Here's my brief count on Penry: 6 briefs in 3 direct appeals to the Court of Criminal Appeals of Texas (from the 1980, 1990, and 2002 convictions). There is no intermediate appellate court for capital cases in Texas. 6 cert. petitions and BIOs from those 3 decisions, including the State's appeal from the most recent CCA decision. 4 briefs in 2 appeals to to the 5th Circuit from the denial of federal habeas relief. Penry did not make it to federal habeas the 3rd time around, because his death sentence was reversed on direct appeal. 4 cert. petitions and BIOs from the 2 5th Circuit decisions. 4 merits briefs in those 2 Supreme Court proceedings. 3 additional amicus briefs in those proceedings.

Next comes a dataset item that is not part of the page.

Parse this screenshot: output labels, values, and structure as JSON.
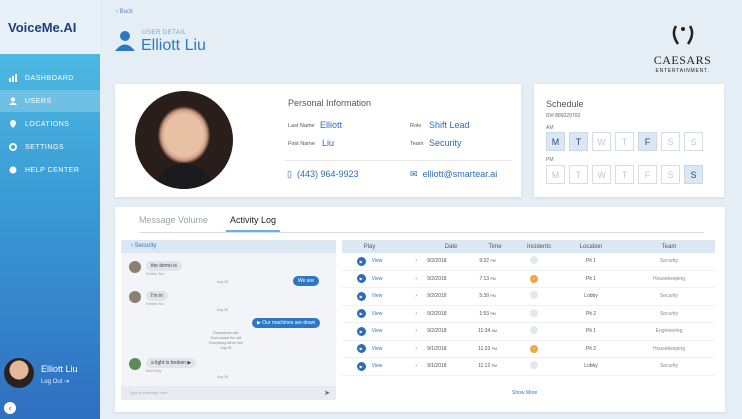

That's 27 appellate briefs. Assuming that a few uncounted amici weighed in at the 5th Circuit or the CCA at some point during these proceedings, we're still well under 40. 500 is clearly far beyond any reasonable estimate, even with the long history of the case. I'll admit that 40 briefs is a lot, but it clearly did not cost a billion dollars to litigate this case.
I have been counsel of record for many years in the Penry case, FYI.

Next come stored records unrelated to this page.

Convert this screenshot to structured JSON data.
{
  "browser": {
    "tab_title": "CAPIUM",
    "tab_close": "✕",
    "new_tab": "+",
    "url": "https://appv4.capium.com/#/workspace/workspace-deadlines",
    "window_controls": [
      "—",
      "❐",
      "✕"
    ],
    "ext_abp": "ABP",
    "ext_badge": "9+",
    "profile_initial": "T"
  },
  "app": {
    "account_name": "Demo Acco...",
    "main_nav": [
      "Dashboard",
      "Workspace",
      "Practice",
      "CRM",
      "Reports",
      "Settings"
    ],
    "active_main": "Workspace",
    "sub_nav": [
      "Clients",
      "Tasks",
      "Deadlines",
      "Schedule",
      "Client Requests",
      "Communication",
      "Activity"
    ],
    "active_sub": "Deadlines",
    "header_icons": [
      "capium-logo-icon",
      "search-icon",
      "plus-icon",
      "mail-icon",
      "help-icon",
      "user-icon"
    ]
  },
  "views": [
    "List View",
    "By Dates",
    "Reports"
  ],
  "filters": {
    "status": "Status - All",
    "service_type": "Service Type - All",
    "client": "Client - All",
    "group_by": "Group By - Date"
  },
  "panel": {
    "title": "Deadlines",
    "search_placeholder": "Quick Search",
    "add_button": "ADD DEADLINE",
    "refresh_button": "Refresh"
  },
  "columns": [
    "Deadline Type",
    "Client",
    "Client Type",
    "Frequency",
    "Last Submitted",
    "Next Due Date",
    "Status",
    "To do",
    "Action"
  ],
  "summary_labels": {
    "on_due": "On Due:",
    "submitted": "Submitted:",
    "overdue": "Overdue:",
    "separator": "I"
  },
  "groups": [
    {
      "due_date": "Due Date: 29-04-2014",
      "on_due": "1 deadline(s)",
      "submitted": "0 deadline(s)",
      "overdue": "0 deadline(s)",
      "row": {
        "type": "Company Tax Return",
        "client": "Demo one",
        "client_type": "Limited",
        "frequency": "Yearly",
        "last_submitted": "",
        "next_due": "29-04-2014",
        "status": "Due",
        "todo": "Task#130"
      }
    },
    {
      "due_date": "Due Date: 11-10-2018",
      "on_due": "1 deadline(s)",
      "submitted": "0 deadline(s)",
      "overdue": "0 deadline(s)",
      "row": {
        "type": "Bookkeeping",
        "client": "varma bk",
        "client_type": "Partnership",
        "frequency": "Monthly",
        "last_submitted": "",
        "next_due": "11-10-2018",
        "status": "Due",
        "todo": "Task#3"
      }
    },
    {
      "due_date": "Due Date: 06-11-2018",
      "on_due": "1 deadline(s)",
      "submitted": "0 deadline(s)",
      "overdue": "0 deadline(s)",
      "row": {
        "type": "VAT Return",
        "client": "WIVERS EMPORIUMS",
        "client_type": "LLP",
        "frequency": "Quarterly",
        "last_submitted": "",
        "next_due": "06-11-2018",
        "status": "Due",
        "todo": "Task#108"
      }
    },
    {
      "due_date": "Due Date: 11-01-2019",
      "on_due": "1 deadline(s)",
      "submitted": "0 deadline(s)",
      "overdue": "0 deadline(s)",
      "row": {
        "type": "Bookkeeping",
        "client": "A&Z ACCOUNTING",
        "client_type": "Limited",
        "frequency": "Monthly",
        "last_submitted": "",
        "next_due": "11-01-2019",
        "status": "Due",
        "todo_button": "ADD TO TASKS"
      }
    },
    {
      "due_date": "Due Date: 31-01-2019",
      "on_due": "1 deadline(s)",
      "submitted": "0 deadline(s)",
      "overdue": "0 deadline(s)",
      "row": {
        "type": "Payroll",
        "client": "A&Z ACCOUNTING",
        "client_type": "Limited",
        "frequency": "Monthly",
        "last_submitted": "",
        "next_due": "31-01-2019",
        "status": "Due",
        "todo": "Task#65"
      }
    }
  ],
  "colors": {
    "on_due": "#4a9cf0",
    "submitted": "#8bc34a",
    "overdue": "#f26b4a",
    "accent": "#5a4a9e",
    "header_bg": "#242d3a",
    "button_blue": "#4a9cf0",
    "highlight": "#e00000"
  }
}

Posted by: | Feb 19, 2008 10:44:14 AM
How could you only have 6 briefs in three direct appeals to the court of criminal appeals? Are you not counting reply briefs?
Posted by: Confused | Feb 19, 2008 2:21:49 PM
Also, I counted from Westlaw 20 amicus briefs in the two SCOTUS Penry cases at the merits stage Also, how about en banc requests in the Fifth Circuit? You've convinced me 500 is too high, but 40 is clearly much too low.
Posted by: Doug B. | Feb 19, 2008 3:33:40 PM
If I add 20 amicus briefs (which I did not count thoroughly enough) to the 27 counted briefs, add a rehearing petition for each 5th Circuit appeal and a requested rehearing response from the 1st appeal (responses to rehearing petitions are prohibited in the 5th Circuit unless ordered), I count 50 briefs. If I add 2 reply briefs for the 5th Circuit appeals and 3 reply briefs in the Supreme Court on direct appeal, 2 for the 2 cert. petitions off federal habeas, and 2 merits replies for the 2 Supreme Court proceedings, I get 59. Reply briefs are not permitted in the Court of Criminal Appeals -- the appellee's brief is considered the "reply." So, yeah, 40 was low and about 60-70 is probably more accurate, adding in a few more as a hedge. So I wouldn't consider my original estimate that low, all things considered.
Posted by: | Feb 19, 2008 7:25:32 PM